Some caveats, I’m only watching them on YouTube so if you watch on Twitch then you are already well ahead of me, and I am only watching Season 2, skipping the first season altogether because that’s two years of three to four hour episodes, many of which have production quality low enough to make enjoyment difficult, namely the varying volumes of the players making it tough to keep full track of the narrative. Fortunately the new series is a new campaign, no need to keep tabs on a consistent story and only a few in-jokes that may be missed but there was an unreserved comment early in episode 1 where they promised they’d do their best not to overdo it. Cheers guys.
For those of you wondering “Hey… what?”
Critical Role is a Twitch series featuring a group of talented voice actors playing Dungeons & Dragons that began in march of 2015 and really took off a couple of years ago as the fandom grew to tremendous scale.
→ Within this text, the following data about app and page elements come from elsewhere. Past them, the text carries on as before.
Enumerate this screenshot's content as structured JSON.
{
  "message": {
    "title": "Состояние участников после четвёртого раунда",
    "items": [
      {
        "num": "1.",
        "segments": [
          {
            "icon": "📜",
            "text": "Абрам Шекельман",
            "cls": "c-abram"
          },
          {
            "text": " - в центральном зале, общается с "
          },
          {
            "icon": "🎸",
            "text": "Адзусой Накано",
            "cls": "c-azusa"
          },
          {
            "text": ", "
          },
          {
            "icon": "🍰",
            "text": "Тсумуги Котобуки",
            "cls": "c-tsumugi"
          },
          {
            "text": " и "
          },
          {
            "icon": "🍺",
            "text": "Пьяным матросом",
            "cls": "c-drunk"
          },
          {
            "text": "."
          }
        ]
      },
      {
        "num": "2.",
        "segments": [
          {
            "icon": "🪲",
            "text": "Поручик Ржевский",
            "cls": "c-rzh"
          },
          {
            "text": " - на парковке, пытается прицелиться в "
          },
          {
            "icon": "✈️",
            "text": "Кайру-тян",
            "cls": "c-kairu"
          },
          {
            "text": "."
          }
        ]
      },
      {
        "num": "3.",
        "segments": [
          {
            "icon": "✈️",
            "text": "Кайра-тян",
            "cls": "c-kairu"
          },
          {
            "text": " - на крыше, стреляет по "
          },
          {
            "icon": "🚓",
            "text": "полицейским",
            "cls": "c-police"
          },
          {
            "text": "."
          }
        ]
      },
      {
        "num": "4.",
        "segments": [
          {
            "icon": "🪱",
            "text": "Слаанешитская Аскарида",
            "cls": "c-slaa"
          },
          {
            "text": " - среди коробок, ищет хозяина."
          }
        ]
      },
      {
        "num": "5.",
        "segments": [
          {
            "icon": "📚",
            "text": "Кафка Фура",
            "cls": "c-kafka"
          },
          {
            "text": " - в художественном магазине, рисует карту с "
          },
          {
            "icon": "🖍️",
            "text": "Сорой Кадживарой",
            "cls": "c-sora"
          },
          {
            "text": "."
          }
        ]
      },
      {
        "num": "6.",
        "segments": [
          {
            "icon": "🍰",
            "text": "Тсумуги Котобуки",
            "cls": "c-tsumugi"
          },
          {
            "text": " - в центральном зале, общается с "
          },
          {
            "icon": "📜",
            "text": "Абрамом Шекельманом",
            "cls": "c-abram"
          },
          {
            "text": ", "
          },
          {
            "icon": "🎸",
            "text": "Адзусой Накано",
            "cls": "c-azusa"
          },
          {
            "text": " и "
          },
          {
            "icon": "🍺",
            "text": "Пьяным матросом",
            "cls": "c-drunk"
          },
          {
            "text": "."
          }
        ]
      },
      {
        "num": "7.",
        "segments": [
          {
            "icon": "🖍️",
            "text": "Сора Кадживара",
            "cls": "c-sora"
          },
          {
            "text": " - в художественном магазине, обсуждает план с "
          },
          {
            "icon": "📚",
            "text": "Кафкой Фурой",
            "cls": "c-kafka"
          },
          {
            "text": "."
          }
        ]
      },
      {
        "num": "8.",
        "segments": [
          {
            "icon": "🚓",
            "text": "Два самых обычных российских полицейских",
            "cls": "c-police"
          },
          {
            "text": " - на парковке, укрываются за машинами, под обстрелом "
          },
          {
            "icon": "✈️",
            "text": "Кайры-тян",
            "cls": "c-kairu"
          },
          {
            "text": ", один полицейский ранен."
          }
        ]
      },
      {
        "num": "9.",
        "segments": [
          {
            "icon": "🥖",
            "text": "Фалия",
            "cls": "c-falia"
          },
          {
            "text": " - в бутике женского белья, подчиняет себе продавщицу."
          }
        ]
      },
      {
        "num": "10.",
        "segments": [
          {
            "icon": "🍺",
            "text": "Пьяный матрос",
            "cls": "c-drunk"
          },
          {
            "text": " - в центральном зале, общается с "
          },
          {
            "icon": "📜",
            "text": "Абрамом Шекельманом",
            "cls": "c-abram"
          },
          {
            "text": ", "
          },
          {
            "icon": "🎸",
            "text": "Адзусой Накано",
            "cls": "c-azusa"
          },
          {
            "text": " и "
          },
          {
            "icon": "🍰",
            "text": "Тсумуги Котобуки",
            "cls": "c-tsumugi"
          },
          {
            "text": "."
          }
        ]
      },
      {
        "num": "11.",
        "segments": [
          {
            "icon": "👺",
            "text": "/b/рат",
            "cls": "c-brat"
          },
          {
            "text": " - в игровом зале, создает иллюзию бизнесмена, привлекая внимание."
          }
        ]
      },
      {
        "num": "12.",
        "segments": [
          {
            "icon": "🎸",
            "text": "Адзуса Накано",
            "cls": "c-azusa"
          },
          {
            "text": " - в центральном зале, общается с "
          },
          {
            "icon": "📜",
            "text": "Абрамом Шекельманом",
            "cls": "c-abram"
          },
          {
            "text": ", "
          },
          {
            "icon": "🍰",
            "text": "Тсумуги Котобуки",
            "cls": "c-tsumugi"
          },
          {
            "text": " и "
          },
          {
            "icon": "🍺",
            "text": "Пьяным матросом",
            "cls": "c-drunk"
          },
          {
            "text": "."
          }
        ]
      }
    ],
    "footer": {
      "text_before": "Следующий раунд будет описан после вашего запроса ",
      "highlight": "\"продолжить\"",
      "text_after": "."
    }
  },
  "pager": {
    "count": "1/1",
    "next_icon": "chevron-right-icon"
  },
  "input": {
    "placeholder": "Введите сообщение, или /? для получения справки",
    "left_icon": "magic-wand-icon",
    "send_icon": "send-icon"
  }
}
Celebrity gamers joined for one-shot adventures, Vin Diesel, John Bradbury, Joe Manganiello to name a few, the latter of which is currently pushing for a new Dungeons & Dragons movie. The series has a supporting comic written by one of my favourite gaming YouTubers, Matt Colville, an analysis series “Talks Machina” and a sister show hosted by Wizards of the Coast themselves, Force Grey.
And it is nothing short of entertaining.
While I may prefer the visual style and abbreviated format of Titan’s Grave – another Geek and Sundry production – for ease of watching, there’s no question that the increased support for the show and its ensuing budget increase have made for a series that I find more enjoyable than anything currently showing on standard television. Its long run time per episode does make for tough scheduling, despite the fact that I am traditionally sat at my keyboard most of the day, but I found that watching it while playing Skyrim is an oddly satisfying experience, an excessive dose of fantasy roleplay if you will.
A fascinating comment made by Colville rings very true as I watch: this is not standard D&D play. If you’ve never played a roleplaying game before then do not take Critical Role as your sole arbiter of how a game should go. These are actors hurling themselves into character, but also conscious of the fact that they are characters in a show, meaning that the whole experience is generally far more “presented”, conversations are smoother with people calmly waiting to speak with a minimum of cross-talk, in and out of character voices are clearer, and the whole thing is presented in a way that is much more audience-aware than your average game.
The average game is carnage. For a start their table appears to have no snacks whatsoever, nor does it contain even a trace of the detritus of day-to-day life which players have dismissed as “not too in the way”. Everyone has their own pencils and pens, dice seem to hardly ever end up on the floor, halting play for long enough that everything gets confusing. Players in Critical Role pay attention to the DM, and are quiet when he’s speaking. There are far fewer arguments about rules… check that, I haven’t heard one yet! Six hours so far and not a single word about what the rules say compared to what the DM did.
To compare Critical Role to every day games is to compare a soap opera to real life. Technically it’s all real, but it’s mostly just for show, and real life doesn’t work that way. In short I’m enjoying myself. Go watch Critical Role, new episodes every week on Twitch and YouTube.
Not now though, now you should be at GeekOut.